Yesterday's Google Doodle which sported a circle revolving around axes, geometrical diagrams and mathematical equations has been put up in honour of Leonhard Euler, who has been described as a "a pioneering Swiss mathematician and physicist".
According to the entry on Wikipedia, Euler made "important discoveries in fields as diverse as infinitesimal calculus and graph theory. He also introduced much of the modern mathematical terminology and notation, particularly for mathematical analysis, such as the notion of a mathematical function.
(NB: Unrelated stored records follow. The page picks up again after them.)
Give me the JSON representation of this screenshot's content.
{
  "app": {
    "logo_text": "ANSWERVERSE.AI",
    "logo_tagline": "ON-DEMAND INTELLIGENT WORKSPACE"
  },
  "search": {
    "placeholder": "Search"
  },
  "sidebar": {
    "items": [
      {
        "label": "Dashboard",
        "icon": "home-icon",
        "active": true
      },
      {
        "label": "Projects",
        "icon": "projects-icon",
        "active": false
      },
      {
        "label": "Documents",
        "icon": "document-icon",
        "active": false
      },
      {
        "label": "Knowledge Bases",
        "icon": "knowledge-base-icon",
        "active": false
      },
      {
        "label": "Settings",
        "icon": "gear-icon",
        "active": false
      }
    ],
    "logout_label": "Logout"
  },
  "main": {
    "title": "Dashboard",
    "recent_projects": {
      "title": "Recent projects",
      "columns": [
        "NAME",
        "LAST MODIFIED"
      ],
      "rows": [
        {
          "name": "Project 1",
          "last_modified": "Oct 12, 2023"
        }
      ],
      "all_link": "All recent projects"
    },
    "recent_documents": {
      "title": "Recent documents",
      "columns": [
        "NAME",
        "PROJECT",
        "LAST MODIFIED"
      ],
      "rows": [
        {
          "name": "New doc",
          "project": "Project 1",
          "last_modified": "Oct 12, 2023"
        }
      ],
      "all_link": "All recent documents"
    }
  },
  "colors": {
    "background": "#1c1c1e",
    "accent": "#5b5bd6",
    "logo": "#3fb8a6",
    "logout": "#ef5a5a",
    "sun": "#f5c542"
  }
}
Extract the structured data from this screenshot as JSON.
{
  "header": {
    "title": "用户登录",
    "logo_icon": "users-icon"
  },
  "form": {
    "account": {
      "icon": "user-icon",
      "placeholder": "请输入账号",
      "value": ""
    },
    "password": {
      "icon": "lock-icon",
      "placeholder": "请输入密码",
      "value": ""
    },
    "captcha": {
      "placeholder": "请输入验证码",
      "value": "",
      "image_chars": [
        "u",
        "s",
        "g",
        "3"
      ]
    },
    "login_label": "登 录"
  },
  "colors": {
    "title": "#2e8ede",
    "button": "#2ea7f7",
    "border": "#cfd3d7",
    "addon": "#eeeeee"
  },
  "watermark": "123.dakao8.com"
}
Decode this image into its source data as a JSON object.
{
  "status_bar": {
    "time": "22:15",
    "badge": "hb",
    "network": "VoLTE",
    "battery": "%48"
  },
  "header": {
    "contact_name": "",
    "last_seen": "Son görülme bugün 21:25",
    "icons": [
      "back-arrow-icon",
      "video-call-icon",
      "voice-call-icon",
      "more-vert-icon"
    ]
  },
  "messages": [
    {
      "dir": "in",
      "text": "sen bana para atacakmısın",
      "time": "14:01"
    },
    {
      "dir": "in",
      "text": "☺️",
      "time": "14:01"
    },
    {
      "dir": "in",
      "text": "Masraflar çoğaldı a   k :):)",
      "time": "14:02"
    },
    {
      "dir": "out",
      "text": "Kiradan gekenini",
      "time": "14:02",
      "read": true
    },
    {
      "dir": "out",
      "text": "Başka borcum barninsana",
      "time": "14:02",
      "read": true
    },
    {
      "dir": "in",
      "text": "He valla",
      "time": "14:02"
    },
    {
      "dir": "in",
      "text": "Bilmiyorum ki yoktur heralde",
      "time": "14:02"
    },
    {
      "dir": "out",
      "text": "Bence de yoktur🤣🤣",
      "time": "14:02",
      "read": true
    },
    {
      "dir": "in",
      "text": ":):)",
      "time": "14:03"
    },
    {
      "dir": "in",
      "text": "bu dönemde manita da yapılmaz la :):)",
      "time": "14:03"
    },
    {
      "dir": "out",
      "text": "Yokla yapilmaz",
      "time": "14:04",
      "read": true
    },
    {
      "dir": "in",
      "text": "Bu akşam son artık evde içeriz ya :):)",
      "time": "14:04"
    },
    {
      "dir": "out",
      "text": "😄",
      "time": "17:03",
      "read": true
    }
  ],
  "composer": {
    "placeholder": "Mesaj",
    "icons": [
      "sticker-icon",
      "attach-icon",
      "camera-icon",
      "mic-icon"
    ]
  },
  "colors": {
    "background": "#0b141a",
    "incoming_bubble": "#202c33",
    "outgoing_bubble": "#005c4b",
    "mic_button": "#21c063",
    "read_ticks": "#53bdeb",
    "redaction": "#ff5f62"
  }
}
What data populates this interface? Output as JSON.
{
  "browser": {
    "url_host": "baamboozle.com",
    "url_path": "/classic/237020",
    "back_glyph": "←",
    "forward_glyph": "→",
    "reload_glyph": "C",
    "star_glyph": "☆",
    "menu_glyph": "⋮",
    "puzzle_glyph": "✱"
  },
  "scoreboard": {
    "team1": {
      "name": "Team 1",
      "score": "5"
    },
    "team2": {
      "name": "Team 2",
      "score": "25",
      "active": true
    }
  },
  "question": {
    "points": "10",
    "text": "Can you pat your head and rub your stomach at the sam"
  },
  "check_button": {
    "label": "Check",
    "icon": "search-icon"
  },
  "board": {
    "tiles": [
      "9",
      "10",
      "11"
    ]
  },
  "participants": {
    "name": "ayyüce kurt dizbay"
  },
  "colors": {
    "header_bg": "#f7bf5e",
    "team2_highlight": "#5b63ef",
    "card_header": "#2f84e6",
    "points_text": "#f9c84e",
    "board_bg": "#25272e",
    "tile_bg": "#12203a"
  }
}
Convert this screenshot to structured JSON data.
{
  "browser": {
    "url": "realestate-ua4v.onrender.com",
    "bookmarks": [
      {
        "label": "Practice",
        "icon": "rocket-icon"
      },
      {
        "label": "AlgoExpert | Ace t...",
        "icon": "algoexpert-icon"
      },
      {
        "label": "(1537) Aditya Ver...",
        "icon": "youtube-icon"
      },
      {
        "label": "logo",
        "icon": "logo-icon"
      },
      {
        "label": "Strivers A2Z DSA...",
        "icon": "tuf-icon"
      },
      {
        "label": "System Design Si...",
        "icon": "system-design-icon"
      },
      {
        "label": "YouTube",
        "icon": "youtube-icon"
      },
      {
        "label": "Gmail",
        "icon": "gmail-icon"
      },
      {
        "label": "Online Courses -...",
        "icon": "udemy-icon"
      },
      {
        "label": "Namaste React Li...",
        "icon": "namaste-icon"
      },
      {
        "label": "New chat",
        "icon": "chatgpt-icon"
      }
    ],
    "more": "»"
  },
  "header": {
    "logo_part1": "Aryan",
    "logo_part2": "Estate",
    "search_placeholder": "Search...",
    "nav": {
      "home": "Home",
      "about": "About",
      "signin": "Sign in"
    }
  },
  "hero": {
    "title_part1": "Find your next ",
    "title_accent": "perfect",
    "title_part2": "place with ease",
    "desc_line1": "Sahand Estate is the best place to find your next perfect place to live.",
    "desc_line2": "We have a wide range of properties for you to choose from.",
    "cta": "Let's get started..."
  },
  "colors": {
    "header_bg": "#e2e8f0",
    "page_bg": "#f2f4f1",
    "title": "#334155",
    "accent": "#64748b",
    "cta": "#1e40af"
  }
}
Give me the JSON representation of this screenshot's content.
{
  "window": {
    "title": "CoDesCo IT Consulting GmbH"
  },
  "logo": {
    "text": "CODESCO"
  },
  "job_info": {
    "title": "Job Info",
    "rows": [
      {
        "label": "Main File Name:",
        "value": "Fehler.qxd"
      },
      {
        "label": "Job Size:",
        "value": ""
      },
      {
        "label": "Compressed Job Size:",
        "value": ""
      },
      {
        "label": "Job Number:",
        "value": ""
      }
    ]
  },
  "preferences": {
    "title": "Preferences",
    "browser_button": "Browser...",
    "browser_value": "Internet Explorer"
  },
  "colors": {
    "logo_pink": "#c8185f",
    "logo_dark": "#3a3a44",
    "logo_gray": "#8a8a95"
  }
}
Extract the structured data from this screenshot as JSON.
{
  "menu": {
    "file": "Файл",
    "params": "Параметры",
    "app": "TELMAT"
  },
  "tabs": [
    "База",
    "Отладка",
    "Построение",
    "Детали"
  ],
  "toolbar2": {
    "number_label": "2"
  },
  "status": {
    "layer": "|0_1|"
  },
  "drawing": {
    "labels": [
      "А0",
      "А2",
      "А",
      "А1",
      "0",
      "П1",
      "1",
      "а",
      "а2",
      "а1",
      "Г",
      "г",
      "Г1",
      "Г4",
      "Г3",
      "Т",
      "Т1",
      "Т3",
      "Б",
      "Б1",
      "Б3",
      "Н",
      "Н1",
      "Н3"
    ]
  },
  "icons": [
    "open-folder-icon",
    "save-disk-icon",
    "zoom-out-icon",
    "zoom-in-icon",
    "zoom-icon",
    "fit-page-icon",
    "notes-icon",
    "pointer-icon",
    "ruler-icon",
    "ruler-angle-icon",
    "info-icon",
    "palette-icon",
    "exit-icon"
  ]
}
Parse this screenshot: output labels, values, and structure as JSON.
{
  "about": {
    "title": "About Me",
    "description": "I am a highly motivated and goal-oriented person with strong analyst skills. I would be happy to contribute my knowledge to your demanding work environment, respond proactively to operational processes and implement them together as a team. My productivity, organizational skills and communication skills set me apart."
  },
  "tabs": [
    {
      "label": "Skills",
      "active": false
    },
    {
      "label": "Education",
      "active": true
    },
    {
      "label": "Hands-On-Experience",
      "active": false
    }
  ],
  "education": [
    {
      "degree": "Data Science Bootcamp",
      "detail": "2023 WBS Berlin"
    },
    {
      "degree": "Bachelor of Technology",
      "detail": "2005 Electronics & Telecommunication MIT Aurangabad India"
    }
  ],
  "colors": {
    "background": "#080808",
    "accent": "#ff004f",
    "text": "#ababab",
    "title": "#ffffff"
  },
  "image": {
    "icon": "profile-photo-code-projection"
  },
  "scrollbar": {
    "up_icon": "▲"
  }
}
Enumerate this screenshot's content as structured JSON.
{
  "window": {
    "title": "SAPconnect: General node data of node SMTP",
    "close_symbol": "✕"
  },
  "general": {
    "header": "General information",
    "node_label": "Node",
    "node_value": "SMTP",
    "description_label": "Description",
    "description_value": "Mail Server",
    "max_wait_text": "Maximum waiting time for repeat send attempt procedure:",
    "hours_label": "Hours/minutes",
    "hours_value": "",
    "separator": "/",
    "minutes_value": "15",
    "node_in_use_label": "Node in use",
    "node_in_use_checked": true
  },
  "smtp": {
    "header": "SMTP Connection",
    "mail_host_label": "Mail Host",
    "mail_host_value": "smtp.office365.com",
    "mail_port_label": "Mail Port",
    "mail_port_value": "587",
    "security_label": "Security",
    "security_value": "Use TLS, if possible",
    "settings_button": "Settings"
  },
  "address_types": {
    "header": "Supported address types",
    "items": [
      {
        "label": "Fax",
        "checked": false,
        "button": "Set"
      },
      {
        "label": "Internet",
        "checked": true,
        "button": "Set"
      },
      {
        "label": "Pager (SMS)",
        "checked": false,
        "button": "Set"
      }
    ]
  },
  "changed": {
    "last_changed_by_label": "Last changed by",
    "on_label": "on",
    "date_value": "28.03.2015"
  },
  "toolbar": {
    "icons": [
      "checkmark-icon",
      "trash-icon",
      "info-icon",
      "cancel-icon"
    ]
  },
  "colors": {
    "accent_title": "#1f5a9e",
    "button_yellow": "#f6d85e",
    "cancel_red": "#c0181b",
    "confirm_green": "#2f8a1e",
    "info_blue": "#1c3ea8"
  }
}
He is also renowned for his work in mechanics, fluid dynamics, optics, and astronomy."
In other words, he was a Godfather of sorts, for the modern day geek - who as we all know, is running the world right now.
Google has special affinity for historical geeks - choosing in the past to honour people like French physicist Louis Daguerre, who created the world's first commercially successful way of capturing permanent photographs and Nasīr al-Dīn Tūsī, who was a Persian polymath and prolific writer: an architect, astronomer, biologist, chemist, mathematician, philosopher, physician, physicist, scientist, theologian and Marja Taqleed.
Euler is widely acknowledged to be one of the greatest mathematicians to have ever lived, working in almost all areas of mathematics: geometry, infinitesimal calculus, trigonometry, algebra, and number theory, as well as continuum physics, lunar theory and other areas of physics.
Most notably according to William Dunham in his book titled Euler: the master of us all, he introduced the concept of a function and was the first to write f(x) to denote the function f applied to the argument x.